TASK REQUIREMENTS:
What you return must be the complete listing, unchanged.

═══ ENTRIES SUPPLIED ═══

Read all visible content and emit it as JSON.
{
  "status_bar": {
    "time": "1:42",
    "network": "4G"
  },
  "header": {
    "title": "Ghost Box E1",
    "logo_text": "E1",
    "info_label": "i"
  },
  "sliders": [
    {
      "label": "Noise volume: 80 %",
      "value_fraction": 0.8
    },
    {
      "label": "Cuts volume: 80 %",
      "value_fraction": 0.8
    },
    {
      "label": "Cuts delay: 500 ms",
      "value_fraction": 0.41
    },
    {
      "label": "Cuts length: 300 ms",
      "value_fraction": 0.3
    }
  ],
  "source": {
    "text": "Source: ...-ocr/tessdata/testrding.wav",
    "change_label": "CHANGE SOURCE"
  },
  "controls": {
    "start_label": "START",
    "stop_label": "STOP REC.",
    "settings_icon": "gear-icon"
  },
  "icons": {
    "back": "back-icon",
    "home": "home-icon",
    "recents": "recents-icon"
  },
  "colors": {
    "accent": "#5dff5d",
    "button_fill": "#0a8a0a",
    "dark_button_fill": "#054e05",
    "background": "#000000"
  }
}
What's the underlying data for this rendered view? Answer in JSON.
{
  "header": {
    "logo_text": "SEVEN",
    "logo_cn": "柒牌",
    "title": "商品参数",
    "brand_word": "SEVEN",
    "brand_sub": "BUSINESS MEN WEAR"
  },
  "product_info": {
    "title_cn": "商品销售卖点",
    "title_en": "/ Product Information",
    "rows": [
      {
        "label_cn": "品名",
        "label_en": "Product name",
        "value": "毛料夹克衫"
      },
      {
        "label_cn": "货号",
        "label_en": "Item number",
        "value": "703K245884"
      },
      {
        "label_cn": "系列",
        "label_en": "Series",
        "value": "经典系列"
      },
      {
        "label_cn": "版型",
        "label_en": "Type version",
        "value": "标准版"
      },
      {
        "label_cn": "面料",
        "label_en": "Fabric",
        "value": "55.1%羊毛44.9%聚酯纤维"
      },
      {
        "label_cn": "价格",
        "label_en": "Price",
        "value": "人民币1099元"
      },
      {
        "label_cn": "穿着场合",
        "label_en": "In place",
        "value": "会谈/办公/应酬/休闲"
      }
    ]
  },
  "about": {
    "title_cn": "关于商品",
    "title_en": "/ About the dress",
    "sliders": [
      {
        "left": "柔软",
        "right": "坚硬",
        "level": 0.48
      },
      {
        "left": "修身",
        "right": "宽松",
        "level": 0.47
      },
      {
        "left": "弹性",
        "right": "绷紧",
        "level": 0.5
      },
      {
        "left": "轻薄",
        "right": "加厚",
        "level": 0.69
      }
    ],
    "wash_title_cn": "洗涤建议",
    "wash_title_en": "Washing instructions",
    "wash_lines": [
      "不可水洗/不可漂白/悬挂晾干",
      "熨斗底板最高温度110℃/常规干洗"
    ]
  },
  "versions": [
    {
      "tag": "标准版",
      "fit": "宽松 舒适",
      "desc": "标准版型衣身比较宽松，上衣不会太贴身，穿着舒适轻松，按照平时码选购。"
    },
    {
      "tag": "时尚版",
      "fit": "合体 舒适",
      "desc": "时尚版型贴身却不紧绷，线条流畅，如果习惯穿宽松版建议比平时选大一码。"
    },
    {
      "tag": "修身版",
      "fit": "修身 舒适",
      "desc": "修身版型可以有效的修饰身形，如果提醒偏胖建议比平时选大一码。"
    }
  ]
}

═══

WRITTEN RESPONSE:
Read all visible content and emit it as JSON.
{
  "status_bar": {
    "time": "1:42",
    "network": "4G"
  },
  "header": {
    "title": "Ghost Box E1",
    "logo_text": "E1",
    "info_label": "i"
  },
  "sliders": [
    {
      "label": "Noise volume: 80 %",
      "value_fraction": 0.8
    },
    {
      "label": "Cuts volume: 80 %",
      "value_fraction": 0.8
    },
    {
      "label": "Cuts delay: 500 ms",
      "value_fraction": 0.41
    },
    {
      "label": "Cuts length: 300 ms",
      "value_fraction": 0.3
    }
  ],
  "source": {
    "text": "Source: ...-ocr/tessdata/testrding.wav",
    "change_label": "CHANGE SOURCE"
  },
  "controls": {
    "start_label": "START",
    "stop_label": "STOP REC.",
    "settings_icon": "gear-icon"
  },
  "icons": {
    "back": "back-icon",
    "home": "home-icon",
    "recents": "recents-icon"
  },
  "colors": {
    "accent": "#5dff5d",
    "button_fill": "#0a8a0a",
    "dark_button_fill": "#054e05",
    "background": "#000000"
  }
}
What's the underlying data for this rendered view? Answer in JSON.
{
  "header": {
    "logo_text": "SEVEN",
    "logo_cn": "柒牌",
    "title": "商品参数",
    "brand_word": "SEVEN",
    "brand_sub": "BUSINESS MEN WEAR"
  },
  "product_info": {
    "title_cn": "商品销售卖点",
    "title_en": "/ Product Information",
    "rows": [
      {
        "label_cn": "品名",
        "label_en": "Product name",
        "value": "毛料夹克衫"
      },
      {
        "label_cn": "货号",
        "label_en": "Item number",
        "value": "703K245884"
      },
      {
        "label_cn": "系列",
        "label_en": "Series",
        "value": "经典系列"
      },
      {
        "label_cn": "版型",
        "label_en": "Type version",
        "value": "标准版"
      },
      {
        "label_cn": "面料",
        "label_en": "Fabric",
        "value": "55.1%羊毛44.9%聚酯纤维"
      },
      {
        "label_cn": "价格",
        "label_en": "Price",
        "value": "人民币1099元"
      },
      {
        "label_cn": "穿着场合",
        "label_en": "In place",
        "value": "会谈/办公/应酬/休闲"
      }
    ]
  },
  "about": {
    "title_cn": "关于商品",
    "title_en": "/ About the dress",
    "sliders": [
      {
        "left": "柔软",
        "right": "坚硬",
        "level": 0.48
      },
      {
        "left": "修身",
        "right": "宽松",
        "level": 0.47
      },
      {
        "left": "弹性",
        "right": "绷紧",
        "level": 0.5
      },
      {
        "left": "轻薄",
        "right": "加厚",
        "level": 0.69
      }
    ],
    "wash_title_cn": "洗涤建议",
    "wash_title_en": "Washing instructions",
    "wash_lines": [
      "不可水洗/不可漂白/悬挂晾干",
      "熨斗底板最高温度110℃/常规干洗"
    ]
  },
  "versions": [
    {
      "tag": "标准版",
      "fit": "宽松 舒适",
      "desc": "标准版型衣身比较宽松，上衣不会太贴身，穿着舒适轻松，按照平时码选购。"
    },
    {
      "tag": "时尚版",
      "fit": "合体 舒适",
      "desc": "时尚版型贴身却不紧绷，线条流畅，如果习惯穿宽松版建议比平时选大一码。"
    },
    {
      "tag": "修身版",
      "fit": "修身 舒适",
      "desc": "修身版型可以有效的修饰身形，如果提醒偏胖建议比平时选大一码。"
    }
  ]
}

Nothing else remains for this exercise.